The news: According to Reuters, "between 550,000 and 1.4 million people in West Africa could be infected with the Ebola virus by January 20, 2015, according to a report issued on Tuesday by the U.S. Centers for Disease Control and Prevention (CDC)."
That's a fairly terrifying estimate. The New York Times reports that the CDC's alarming 1.4 million number is based on the 5,864 cases officially cited by the World Health Organization (WHO). Reuters notes that this number "is significantly underreported, and that it is likely that 2.5 times as many cases, or nearly 20,000, have in fact occurred."
"Extensive, immediate actions
Exponential growth: Health officials have warned governments about Ebola's potential for rapid growth if the epidemic continued unchecked.
In a recent article in the New England Journal of Medicine, experts from the WHO and Imperial College wrote that West Africa's outbreak "could infect 20,000 people as soon as early November unless rigorous infection control measures are implemented, and might 'rumble on' for years in a holding pattern."
And according to new research published in Eurosurveillance, the peer-reviewed publication of the European Centre for Disease Prevention and Control (the E.U.'s version of the Centers for Disease Control), the world could face 77,181 to 277,124 cases by the end of 2014.
The writing's on the wall — and the world is paying attention. In its first emergency meeting on a public health crisis last week, the U.N. Security Council declared West Africa's Ebola outbreak a "threat to peace and security." Secretary-General Ban Ki-moon announced that the United Nations "will deploy a new emergency health mission to combat one of most horrific diseases on the planet that has shattered the lives of millions." And earlier in September, President Obama announced that the U.S. will send 3,000 troops to help tackle West Africa's Ebola outbreak as part of a new initiative to combat the spread of the disease.
With world governments taking the Ebola outbreak so seriously, health officials are breathing a sigh of relief — if a measured one.
“My gut feeling is, the actions we’re taking now are going to make that worst-case scenario not come to pass,” CDC director Dr. Thomas Frieden told the New York Times. “But it’s important to understand that it could happen.”
Editors Note: Mar. 3, 2015
An earlier version of this article cited Reuters reporting, but did not include quotations around the cited passage.

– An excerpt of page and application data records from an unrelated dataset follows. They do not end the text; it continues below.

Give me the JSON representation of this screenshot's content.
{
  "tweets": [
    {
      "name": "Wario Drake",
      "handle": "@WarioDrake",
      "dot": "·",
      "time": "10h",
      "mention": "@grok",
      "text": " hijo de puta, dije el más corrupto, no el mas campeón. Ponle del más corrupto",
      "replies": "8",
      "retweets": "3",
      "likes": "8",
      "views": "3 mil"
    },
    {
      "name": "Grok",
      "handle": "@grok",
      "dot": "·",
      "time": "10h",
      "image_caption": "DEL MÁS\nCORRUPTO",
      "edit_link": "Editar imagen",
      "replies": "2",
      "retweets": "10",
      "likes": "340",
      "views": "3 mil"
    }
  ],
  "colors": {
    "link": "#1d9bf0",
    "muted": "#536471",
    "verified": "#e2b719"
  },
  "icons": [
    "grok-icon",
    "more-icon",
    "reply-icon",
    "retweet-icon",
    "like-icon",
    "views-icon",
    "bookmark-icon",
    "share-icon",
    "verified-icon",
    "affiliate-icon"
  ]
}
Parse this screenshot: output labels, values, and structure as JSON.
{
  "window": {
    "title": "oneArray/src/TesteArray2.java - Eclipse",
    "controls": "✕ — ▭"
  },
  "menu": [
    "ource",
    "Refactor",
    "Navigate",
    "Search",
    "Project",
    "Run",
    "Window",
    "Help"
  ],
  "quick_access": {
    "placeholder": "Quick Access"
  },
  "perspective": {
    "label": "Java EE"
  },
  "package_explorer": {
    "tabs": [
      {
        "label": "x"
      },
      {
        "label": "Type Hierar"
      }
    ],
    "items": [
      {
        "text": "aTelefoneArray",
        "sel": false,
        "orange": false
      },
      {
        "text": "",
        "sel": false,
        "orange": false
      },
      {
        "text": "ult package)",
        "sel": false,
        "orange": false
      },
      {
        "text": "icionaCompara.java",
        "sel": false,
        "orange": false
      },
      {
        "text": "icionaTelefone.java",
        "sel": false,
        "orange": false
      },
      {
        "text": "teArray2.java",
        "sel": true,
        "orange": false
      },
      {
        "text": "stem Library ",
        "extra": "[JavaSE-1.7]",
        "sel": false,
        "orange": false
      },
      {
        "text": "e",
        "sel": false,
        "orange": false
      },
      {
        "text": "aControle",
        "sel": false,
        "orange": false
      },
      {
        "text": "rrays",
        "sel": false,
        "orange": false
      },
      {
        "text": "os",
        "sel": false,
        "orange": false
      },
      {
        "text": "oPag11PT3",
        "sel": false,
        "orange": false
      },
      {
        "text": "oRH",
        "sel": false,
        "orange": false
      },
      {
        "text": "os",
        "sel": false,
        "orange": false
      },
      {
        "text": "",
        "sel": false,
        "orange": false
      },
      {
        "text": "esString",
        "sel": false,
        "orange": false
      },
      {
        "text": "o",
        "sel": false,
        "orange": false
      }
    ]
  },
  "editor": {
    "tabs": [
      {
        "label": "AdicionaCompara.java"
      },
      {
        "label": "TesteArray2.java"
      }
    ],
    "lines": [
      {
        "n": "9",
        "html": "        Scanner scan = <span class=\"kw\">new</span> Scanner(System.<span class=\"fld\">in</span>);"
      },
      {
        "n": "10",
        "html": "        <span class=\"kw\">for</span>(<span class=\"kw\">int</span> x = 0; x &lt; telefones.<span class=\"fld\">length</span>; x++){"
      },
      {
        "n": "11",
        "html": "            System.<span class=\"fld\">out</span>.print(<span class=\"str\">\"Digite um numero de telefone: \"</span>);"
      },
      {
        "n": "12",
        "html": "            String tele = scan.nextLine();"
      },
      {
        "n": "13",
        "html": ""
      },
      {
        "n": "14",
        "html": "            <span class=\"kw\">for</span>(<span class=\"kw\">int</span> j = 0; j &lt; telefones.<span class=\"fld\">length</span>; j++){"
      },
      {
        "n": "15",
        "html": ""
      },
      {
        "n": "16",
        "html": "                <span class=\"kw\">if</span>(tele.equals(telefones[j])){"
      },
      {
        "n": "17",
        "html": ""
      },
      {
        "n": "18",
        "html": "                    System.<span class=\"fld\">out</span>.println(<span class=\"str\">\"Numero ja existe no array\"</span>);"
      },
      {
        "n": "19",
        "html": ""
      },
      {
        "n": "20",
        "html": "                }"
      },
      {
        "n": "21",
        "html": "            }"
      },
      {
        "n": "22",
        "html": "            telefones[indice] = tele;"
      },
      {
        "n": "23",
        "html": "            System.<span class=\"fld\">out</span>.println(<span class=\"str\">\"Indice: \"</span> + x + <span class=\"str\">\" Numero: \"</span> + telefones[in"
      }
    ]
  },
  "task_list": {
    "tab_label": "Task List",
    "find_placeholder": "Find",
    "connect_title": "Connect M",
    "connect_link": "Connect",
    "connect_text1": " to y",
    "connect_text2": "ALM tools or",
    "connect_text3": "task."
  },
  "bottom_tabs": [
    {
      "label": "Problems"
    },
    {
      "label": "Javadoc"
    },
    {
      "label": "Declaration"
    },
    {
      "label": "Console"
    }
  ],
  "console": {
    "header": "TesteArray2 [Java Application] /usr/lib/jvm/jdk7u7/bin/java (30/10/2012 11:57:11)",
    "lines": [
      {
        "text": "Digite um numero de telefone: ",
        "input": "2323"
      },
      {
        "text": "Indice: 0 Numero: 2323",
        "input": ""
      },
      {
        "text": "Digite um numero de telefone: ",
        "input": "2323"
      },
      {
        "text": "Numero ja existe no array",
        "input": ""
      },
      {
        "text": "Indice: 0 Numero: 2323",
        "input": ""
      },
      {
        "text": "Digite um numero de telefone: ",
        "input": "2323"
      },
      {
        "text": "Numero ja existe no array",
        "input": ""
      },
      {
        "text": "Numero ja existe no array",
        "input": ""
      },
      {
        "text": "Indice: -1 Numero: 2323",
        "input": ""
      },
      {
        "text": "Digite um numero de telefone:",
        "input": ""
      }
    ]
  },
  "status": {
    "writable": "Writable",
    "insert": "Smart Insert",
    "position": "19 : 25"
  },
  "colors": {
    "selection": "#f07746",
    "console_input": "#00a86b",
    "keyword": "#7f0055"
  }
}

The story has been updated to fully attribute Reuters' language.